Asian Stocks Fall Second Day on Earnings Before U.S. DataYoshiaki Nohara and Kana Nishizawa
Asia’s benchmark stock index fell for a second day as investors weighed corporate earnings and awaited U.S. economic data that may shed light on when the Federal Reserve will taper stimulus.
Canon Inc., the world’s No. 1 camera maker, tumbled 5.4 percent in Tokyo after cutting its sales and profit forecast. Komatsu Ltd., Japan’s largest construction machinery maker, dropped 2.4 percent after U.S. bellwether Caterpillar Inc. lowered its earnings estimate. Chinese rail shares rose in Hong Kong as Premier Li Keqiang said the nation will speed railway construction.
The MSCI Asia Pacific Index lost 0.8 percent to 135.84 as of 6:45 p.m. in Tokyo, with all 10 industry groups on the measure falling. More than two stocks slid for each that rose.
“U.S. data right now is good, but whether it’s good enough for the Fed to stop buying assets, the market will still need to see,” said Linus Yip, chief strategist at First Shanghai Securities in Hong Kong. “Investors are chasing some stocks that benefit from China’s policies, but since some of their share prices shot up, there may be some profit taking.”
The MSCI measure gained 5.9 percent this year through yesterday with consumer discretionary shares rising the most and energy shares falling the most. The index traded at 13.4 times estimated earnings as of yesterday, compared with 15.3 times for the Standard & Poor’s 500 Index and 13.5 times for the Stoxx Europe 600 Index.
Japan’s Topix index slipped 1.4 percent and the Nikkei 225 Stock Average lost 1.1 percent. South Korea’s Kospi Index lost 0.1 percent even as data showed the nation’s economy grew the most in more than two years. Australia’s S&P/ASX 200 Index was little changed. New Zealand’s NZX 50 Index dropped 0.5 percent after the central bank kept its key interest rate at 2.5 percent today.
Hong Kong’s Hang Seng Index dropped 0.3 percent and China’s Shanghai Composite slid 0.6 percent. Taiwan’s Taiex Index fell 0.4 percent, while Singapore’s Straits Times Index declined 1.2 percent, the most in three weeks.

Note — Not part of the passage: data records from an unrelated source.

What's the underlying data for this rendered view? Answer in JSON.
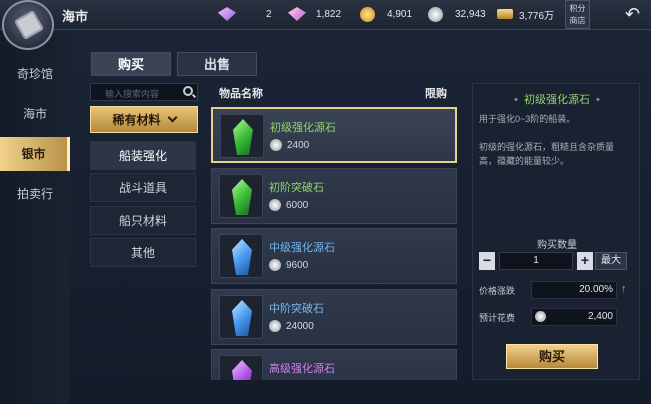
{
  "app": {
    "title": "海市",
    "emblem_icon": "scroll-icon"
  },
  "currencies": [
    {
      "icon": "purple-gem-icon",
      "value": "2"
    },
    {
      "icon": "pink-gem-icon",
      "value": "1,822"
    },
    {
      "icon": "gold-coin-icon",
      "value": "4,901"
    },
    {
      "icon": "silver-coin-icon",
      "value": "32,943"
    },
    {
      "icon": "gold-ingot-icon",
      "value": "3,776万"
    }
  ],
  "points_shop_label": "积分商店",
  "back_icon": "back-arrow-icon",
  "leftnav": [
    {
      "label": "奇珍馆"
    },
    {
      "label": "海市"
    },
    {
      "label": "银市",
      "active": true
    },
    {
      "label": "拍卖行"
    }
  ],
  "tabs": [
    {
      "label": "购买",
      "active": true
    },
    {
      "label": "出售"
    }
  ],
  "search": {
    "placeholder": "输入搜索内容"
  },
  "filter": {
    "label": "稀有材料"
  },
  "categories": [
    {
      "label": "船装强化",
      "active": true
    },
    {
      "label": "战斗道具"
    },
    {
      "label": "船只材料"
    },
    {
      "label": "其他"
    }
  ],
  "list_header": {
    "name": "物品名称",
    "limit": "限购"
  },
  "items": [
    {
      "name": "初级强化源石",
      "price": "2400",
      "color": "green",
      "selected": true
    },
    {
      "name": "初阶突破石",
      "price": "6000",
      "color": "green"
    },
    {
      "name": "中级强化源石",
      "price": "9600",
      "color": "blue"
    },
    {
      "name": "中阶突破石",
      "price": "24000",
      "color": "blue"
    },
    {
      "name": "高级强化源石",
      "price": "",
      "color": "purple"
    }
  ],
  "detail": {
    "title": "初级强化源石",
    "desc1": "用于强化0~3阶的船装。",
    "desc2": "初级的强化源石，粗糙且含杂质量高，蕴藏的能量较少。",
    "qty_label": "购买数量",
    "qty": "1",
    "max_label": "最大",
    "price_change_label": "价格涨跌",
    "price_change": "20.00%",
    "cost_label": "预计花费",
    "cost": "2,400",
    "buy_label": "购买"
  },
  "colors": {
    "accent_gold": "#e8c37a",
    "green_name": "#8ed66e",
    "blue_name": "#74b6f0",
    "purple_name": "#cc82ee"
  }
}
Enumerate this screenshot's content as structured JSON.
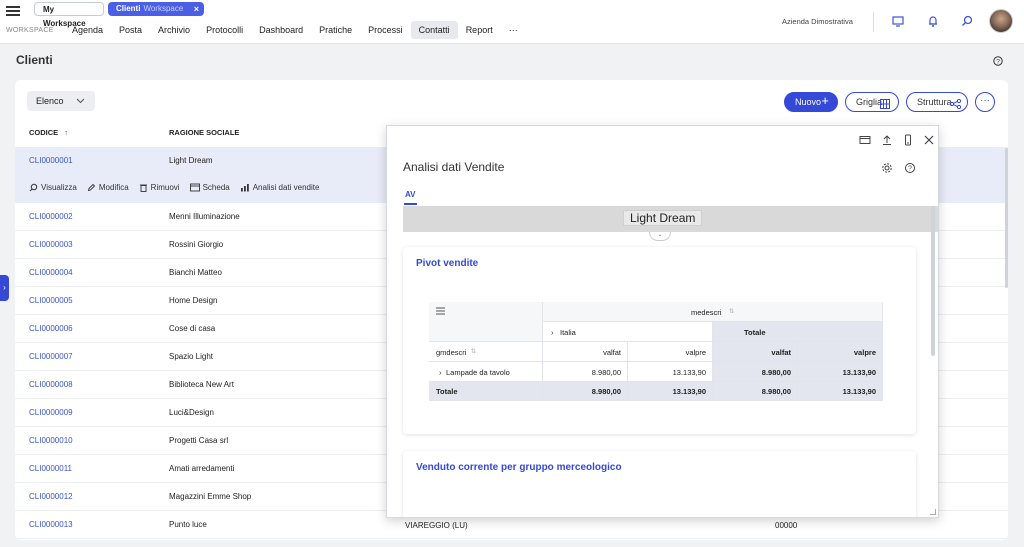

Futures of the Standard & Poor’s 500 Index fell 0.6 percent today. The measure slid 0.4 percent in New York yesterday as investors weighed earnings reports from Caterpillar and Apple Inc. A report showed sales of new U.S. homes rose more than forecast in June to the highest level in five years.
The number of people in the U.S. continuing to claim jobless benefits fell by 89,000 in the week to July 13, according to a Bloomberg survey of economists before data due today.
Fed Chairman Ben S. Bernanke has said asset purchases that have stoked bond and equity gains may be trimmed this year should economic risks subside.
Canon fell 5.4 percent to 3,245 yen in Tokyo, the second-biggest loss on the Nikkei 225, after saying yesterday that net income will probably be 260 billion yen ($2.6 billion) in 2013, cutting its April projection of 290 billion yen by 10 percent. Canon faces slowing demand for compact and high-end cameras with interchangeable lenses.
Komatsu dropped 2.4 percent to 2,330 yen after Caterpillar said earnings in 2013 will be about $6.50 a share on sales of $56 billion to $58 billion. That’s lower than analysts’ estimates and down from the company’s April projection of about $7 a share on revenue of $57 billion to $61 billion. Hitachi Construction Machinery Co. fell 2.3 percent to 2,137 yen.
“We are a little bit disappointed in Asian growth, not only in earnings, but also in revenue particularly, and so people are reassessing that at this stage.,” said Tim Schroeders, a portfolio manager who helps manage $1 billion in equities at Pengana Capital Ltd. in Melbourne.
Of the 73 companies in the Asia-Pacific gauge that have posted quarterly results and for which Bloomberg has estimates, 59 percent beat projections while 41 percent missed them, the data show.
Chinese rail shares gained after Premier Li said China will speed railway construction, especially in central and western regions. The State Council yesterday also approved tax breaks for small companies and reduced fees for exporters, according to a statement after a meeting led by Li.
China Railway Group Ltd., the country’s No. 2 train-line builder, added 1.8 percent to HK$4.26. CSR Corp., the country’s biggest maker of rolling stock, gained 2.4 percent to HK$5.45.
Kao Corp., Japan’s biggest maker of toiletries, had the largest two-day slump in more than two years after more than 2,000 consumers reported skin blotches from using some of its whitening products. Kao dropped 3.4 percent to 3,120 yen after sliding 6.2 percent yesterday.